[Website and app data records]
-=-=-

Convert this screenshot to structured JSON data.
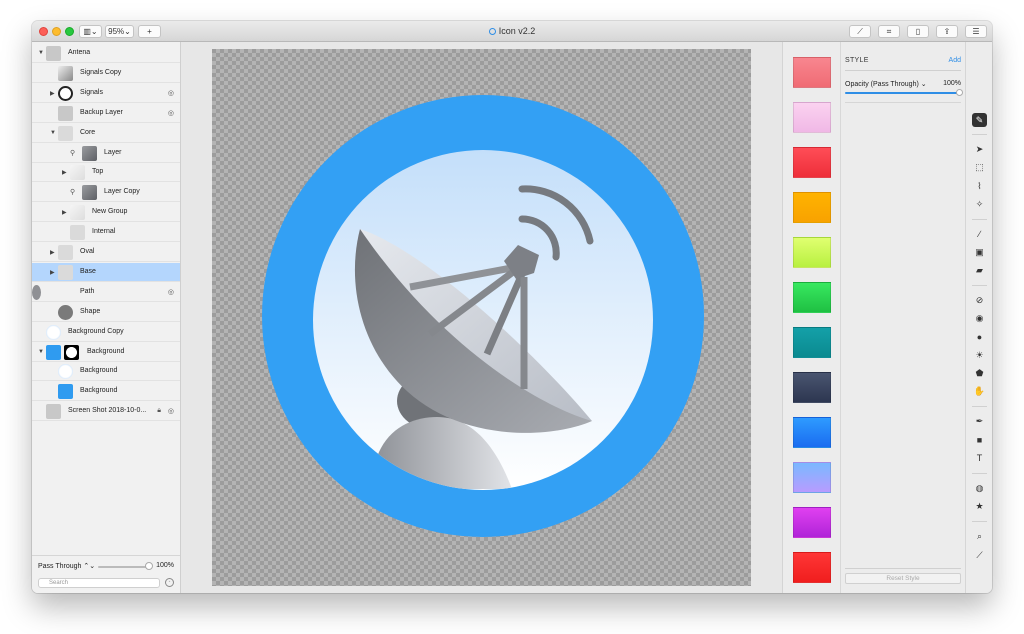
{
  "window": {
    "title": "Icon v2.2",
    "zoom": "95%",
    "add_label": "+"
  },
  "layers": [
    {
      "label": "Antena",
      "depth": 0,
      "expanded": true,
      "thumb": "antenna"
    },
    {
      "label": "Signals Copy",
      "depth": 1,
      "thumb": "signal"
    },
    {
      "label": "Signals",
      "depth": 1,
      "collapsed": true,
      "thumb": "rings",
      "hidden": true
    },
    {
      "label": "Backup Layer",
      "depth": 1,
      "thumb": "antenna",
      "hidden": true
    },
    {
      "label": "Core",
      "depth": 1,
      "expanded": true,
      "thumb": "blank"
    },
    {
      "label": "Layer",
      "depth": 2,
      "thumb": "dish",
      "masked": true
    },
    {
      "label": "Top",
      "depth": 2,
      "collapsed": true,
      "thumb": "light"
    },
    {
      "label": "Layer Copy",
      "depth": 2,
      "thumb": "dish",
      "masked": true
    },
    {
      "label": "New Group",
      "depth": 2,
      "collapsed": true,
      "thumb": "light"
    },
    {
      "label": "Internal",
      "depth": 2,
      "thumb": "blank"
    },
    {
      "label": "Oval",
      "depth": 1,
      "collapsed": true,
      "thumb": "blank"
    },
    {
      "label": "Base",
      "depth": 1,
      "collapsed": true,
      "thumb": "blank",
      "selected": true
    },
    {
      "label": "Path",
      "depth": 1,
      "thumb": "path",
      "hidden": true
    },
    {
      "label": "Shape",
      "depth": 1,
      "thumb": "shape"
    },
    {
      "label": "Background Copy",
      "depth": 0,
      "thumb": "white-circle"
    },
    {
      "label": "Background",
      "depth": 0,
      "expanded": true,
      "thumb": "blue-mask"
    },
    {
      "label": "Background",
      "depth": 1,
      "thumb": "white-circle"
    },
    {
      "label": "Background",
      "depth": 1,
      "thumb": "blue"
    },
    {
      "label": "Screen Shot 2018-10-0...",
      "depth": 0,
      "thumb": "antenna",
      "locked": true,
      "hidden": true
    }
  ],
  "layers_footer": {
    "blend_mode": "Pass Through",
    "opacity": "100%",
    "search_placeholder": "Search"
  },
  "swatches": [
    {
      "name": "pink-red",
      "top": "#f8868f",
      "bottom": "#f06b74"
    },
    {
      "name": "light-pink",
      "top": "#fbd2f0",
      "bottom": "#f0b8e6"
    },
    {
      "name": "red",
      "top": "#ff4d57",
      "bottom": "#ee2e3a"
    },
    {
      "name": "orange",
      "top": "#ffb300",
      "bottom": "#f8a200"
    },
    {
      "name": "lime",
      "top": "#e0ff70",
      "bottom": "#b8f040"
    },
    {
      "name": "green",
      "top": "#38e860",
      "bottom": "#1fc043"
    },
    {
      "name": "teal",
      "top": "#14a0a8",
      "bottom": "#0b8a90"
    },
    {
      "name": "navy",
      "top": "#4a5570",
      "bottom": "#2d3650"
    },
    {
      "name": "blue",
      "top": "#2e9bff",
      "bottom": "#1a6cf0"
    },
    {
      "name": "lavender-blue",
      "top": "#7ab8ff",
      "bottom": "#b89cff"
    },
    {
      "name": "magenta",
      "top": "#e040f0",
      "bottom": "#b024d8"
    },
    {
      "name": "bright-red",
      "top": "#ff3636",
      "bottom": "#f01e1e"
    }
  ],
  "style_panel": {
    "header": "STYLE",
    "add_label": "Add",
    "opacity_label": "Opacity (Pass Through) ⌄",
    "opacity_value": "100%",
    "reset_label": "Reset Style"
  },
  "tools": [
    {
      "name": "style-brush-icon",
      "glyph": "✎",
      "active": true
    },
    {
      "name": "pointer-icon",
      "glyph": "➤"
    },
    {
      "name": "marquee-icon",
      "glyph": "⬚"
    },
    {
      "name": "lasso-icon",
      "glyph": "⌇"
    },
    {
      "name": "magic-wand-icon",
      "glyph": "✧"
    },
    {
      "name": "brush-icon",
      "glyph": "∕"
    },
    {
      "name": "bucket-icon",
      "glyph": "▣"
    },
    {
      "name": "eraser-icon",
      "glyph": "▰"
    },
    {
      "name": "bandage-icon",
      "glyph": "⊘"
    },
    {
      "name": "clone-icon",
      "glyph": "◉"
    },
    {
      "name": "blur-icon",
      "glyph": "●"
    },
    {
      "name": "sun-icon",
      "glyph": "☀"
    },
    {
      "name": "smudge-icon",
      "glyph": "⬟"
    },
    {
      "name": "hand-icon",
      "glyph": "✋"
    },
    {
      "name": "pen-icon",
      "glyph": "✒"
    },
    {
      "name": "rectangle-icon",
      "glyph": "■"
    },
    {
      "name": "text-icon",
      "glyph": "T"
    },
    {
      "name": "shapes-icon",
      "glyph": "◍"
    },
    {
      "name": "star-icon",
      "glyph": "★"
    },
    {
      "name": "zoom-icon",
      "glyph": "⌕"
    },
    {
      "name": "eyedropper-icon",
      "glyph": "⟋"
    }
  ],
  "colors": {
    "accent": "#2f8ee6",
    "icon_ring": "#33a0f4",
    "selection": "#b4d6fd"
  }
}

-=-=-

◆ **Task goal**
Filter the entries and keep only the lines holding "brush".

◆ **Output of the exercise**
      "name": "style-brush-icon",
      "name": "brush-icon",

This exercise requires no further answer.